• _Aim of the exercise_
Your task is to copy every line below that contains the word "expensive".

• _Exercise data_
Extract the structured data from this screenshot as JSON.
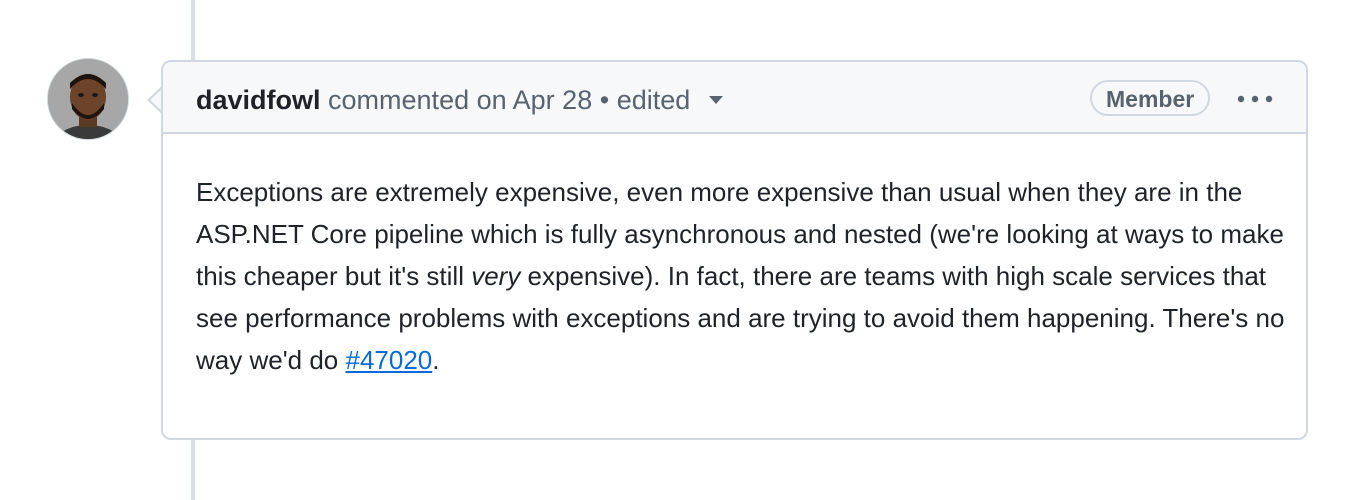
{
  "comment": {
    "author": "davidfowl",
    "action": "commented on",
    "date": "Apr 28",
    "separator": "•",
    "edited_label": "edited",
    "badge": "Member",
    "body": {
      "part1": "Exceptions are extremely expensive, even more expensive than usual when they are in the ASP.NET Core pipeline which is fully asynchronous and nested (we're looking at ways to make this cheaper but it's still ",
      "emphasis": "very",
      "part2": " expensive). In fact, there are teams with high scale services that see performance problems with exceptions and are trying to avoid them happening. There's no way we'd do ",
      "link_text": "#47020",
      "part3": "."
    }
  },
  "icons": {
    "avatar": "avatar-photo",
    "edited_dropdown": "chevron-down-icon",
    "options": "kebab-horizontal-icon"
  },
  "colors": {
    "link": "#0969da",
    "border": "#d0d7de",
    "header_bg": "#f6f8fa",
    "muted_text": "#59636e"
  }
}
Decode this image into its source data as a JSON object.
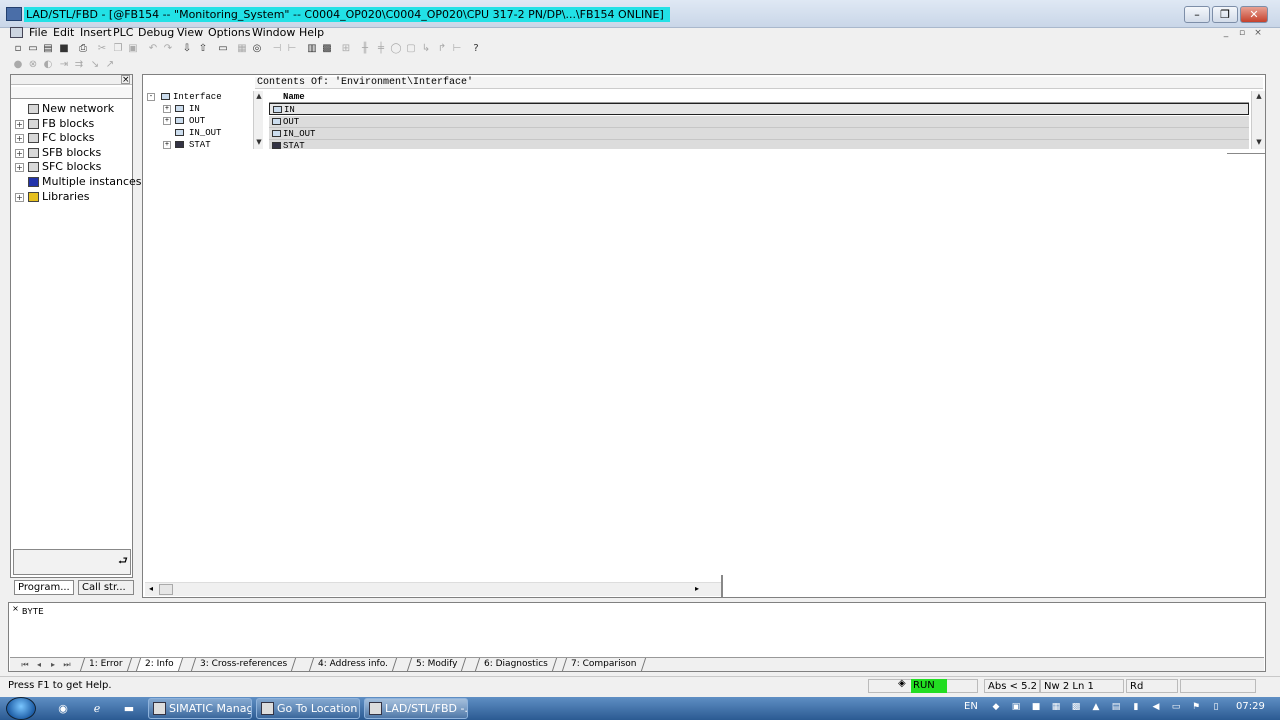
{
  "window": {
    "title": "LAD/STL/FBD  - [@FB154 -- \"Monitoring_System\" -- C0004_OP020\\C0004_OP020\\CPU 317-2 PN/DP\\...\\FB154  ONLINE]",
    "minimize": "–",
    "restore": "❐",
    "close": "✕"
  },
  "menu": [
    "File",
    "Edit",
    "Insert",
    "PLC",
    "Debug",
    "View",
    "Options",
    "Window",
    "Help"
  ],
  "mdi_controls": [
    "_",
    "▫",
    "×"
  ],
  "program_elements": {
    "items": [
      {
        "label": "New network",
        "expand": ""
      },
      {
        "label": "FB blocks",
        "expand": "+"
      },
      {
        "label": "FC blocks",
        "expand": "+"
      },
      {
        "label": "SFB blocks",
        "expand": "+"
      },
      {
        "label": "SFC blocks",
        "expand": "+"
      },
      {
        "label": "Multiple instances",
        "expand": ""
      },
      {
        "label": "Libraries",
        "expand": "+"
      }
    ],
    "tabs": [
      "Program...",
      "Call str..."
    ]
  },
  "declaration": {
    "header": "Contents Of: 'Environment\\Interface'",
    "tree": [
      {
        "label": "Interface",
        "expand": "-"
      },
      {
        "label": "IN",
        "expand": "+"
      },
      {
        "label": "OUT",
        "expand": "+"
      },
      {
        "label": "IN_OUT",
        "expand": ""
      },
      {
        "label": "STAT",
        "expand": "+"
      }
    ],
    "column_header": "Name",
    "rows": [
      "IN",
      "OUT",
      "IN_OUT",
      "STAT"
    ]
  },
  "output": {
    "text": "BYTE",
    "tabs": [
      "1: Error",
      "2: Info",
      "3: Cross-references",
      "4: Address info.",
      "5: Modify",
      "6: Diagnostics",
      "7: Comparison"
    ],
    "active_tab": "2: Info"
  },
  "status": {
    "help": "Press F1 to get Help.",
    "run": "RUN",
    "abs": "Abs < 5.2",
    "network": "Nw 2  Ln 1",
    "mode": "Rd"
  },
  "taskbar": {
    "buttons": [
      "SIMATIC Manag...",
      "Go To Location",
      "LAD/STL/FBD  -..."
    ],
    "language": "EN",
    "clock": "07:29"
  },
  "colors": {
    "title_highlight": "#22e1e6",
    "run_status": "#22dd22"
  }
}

• _Result of this task_
      "part1": "Exceptions are extremely expensive, even more expensive than usual when they are in the ASP.NET Core pipeline which is fully asynchronous and nested (we're looking at ways to make this cheaper but it's still ",
      "part2": " expensive). In fact, there are teams with high scale services that see performance problems with exceptions and are trying to avoid them happening. There's no way we'd do ",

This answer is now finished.